Public Health Relevance

Actin filaments are vital components of mammalian cells, playing roles in almost all phases of physiology. This research investigates fundamental molecular mechanisms by which mammalian cells control assembly of actin filaments. Our findings provide new and exciting opportunities for therapies against pathologies involving malfunction of these mechanisms.

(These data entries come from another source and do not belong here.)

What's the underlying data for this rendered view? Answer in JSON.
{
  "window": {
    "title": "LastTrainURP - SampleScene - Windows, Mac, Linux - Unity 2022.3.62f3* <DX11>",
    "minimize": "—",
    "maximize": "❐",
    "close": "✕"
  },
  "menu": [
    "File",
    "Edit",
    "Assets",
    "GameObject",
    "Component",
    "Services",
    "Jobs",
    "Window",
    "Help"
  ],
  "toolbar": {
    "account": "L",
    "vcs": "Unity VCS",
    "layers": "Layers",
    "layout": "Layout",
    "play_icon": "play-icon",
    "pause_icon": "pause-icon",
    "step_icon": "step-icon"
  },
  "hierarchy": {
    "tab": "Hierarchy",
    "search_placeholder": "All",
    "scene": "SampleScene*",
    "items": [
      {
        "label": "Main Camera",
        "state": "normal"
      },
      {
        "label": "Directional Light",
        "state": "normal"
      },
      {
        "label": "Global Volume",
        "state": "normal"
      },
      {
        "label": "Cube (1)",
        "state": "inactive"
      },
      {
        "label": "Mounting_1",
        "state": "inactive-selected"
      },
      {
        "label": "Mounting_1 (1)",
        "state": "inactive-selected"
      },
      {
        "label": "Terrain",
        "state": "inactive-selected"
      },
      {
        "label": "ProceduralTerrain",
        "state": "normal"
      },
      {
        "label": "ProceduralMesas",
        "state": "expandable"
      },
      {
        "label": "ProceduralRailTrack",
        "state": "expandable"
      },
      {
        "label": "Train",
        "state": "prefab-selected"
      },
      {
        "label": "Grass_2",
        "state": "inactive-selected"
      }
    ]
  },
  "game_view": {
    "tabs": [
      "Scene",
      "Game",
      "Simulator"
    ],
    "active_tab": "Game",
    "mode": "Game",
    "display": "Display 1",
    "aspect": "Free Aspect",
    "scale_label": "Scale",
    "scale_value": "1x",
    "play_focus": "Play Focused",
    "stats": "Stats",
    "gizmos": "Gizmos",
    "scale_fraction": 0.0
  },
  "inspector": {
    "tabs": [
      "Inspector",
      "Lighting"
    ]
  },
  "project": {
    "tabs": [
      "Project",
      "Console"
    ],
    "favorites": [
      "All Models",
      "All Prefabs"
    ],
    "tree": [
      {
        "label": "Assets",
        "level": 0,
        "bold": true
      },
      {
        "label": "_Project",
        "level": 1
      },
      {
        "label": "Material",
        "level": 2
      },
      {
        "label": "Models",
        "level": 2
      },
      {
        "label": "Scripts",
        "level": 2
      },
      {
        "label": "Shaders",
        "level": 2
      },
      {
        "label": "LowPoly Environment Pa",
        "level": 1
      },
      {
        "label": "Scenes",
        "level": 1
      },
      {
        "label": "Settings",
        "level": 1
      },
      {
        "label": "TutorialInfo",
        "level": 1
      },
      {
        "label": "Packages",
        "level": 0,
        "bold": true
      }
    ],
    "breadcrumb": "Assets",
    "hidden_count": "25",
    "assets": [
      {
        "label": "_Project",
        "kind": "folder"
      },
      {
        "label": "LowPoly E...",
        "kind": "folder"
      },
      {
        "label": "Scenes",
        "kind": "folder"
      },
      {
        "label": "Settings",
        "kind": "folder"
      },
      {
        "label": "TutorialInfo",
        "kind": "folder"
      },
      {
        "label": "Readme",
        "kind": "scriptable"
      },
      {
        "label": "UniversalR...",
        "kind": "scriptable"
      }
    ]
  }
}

National Institute of Health (NIH)
National Institute of General Medical Sciences (NIGMS)
Research Project (R01)
Project #
Application #
Study Section
Cell Structure and Function (CSF)
Program Officer
Deatherage, James F
Project Start
Project End
Budget Start
Budget End
Support Year
Fiscal Year
Total Cost
Indirect Cost
Dartmouth College
Schools of Medicine
United States
Zip Code
Korobova, Farida; Gauvin, Timothy J; Higgs, Henry N (2014) A role for myosin II in mammalian mitochondrial fission. Curr Biol 24:409-14
Gurel, Pinar S; Hatch, Anna L; Higgs, Henry N (2014) Connecting the cytoskeleton to the endoplasmic reticulum and Golgi. Curr Biol 24:R660-72
Gurel, Pinar S; Ge, Peng; Grintsevich, Elena E et al. (2014) INF2-mediated severing through actin filament encirclement and disruption. Curr Biol 24:156-64
Sharma, Shivani; Grintsevich, Elena E; Woo, JungReem et al. (2014) Nanostructured self-assembly of inverted formin 2 (INF2) and F-actin-INF2 complexes revealed by atomic force microscopy. Langmuir 30:7533-9
Thompson, Morgan E; Heimsath, Ernest G; Gauvin, Timothy J et al. (2013) FMNL3 FH2-actin structure gives insight into formin-mediated actin nucleation and elongation. Nat Struct Mol Biol 20:111-8
Korobova, Farida; Ramabhadran, Vinay; Higgs, Henry N (2013) An actin-dependent step in mitochondrial fission mediated by the ER-associated formin INF2. Science 339:464-7
Ramabhadran, Vinay; Hatch, Anna L; Higgs, Henry N (2013) Actin monomers activate inverted formin 2 by competing with its autoinhibitory interaction. J Biol Chem 288:26847-55
Heimsath Jr, Ernest G; Higgs, Henry N (2012) The C terminus of formin FMNL3 accelerates actin polymerization and contains a WH2 domain-like sequence that binds both monomers and filament barbed ends. J Biol Chem 287:3087-98
Hetheridge, Clare; Scott, Alice N; Swain, Rajeeb K et al. (2012) The formin FMNL3 is a cytoskeletal regulator of angiogenesis. J Cell Sci 125:1420-8
Sun, Hua; Schlondorff, Johannes S; Brown, Elizabeth J et al. (2011) Rho activation of mDia formins is modulated by an interaction with inverted formin 2 (INF2). Proc Natl Acad Sci U S A 108:2933-8

Showing the most recent 10 out of 27 publications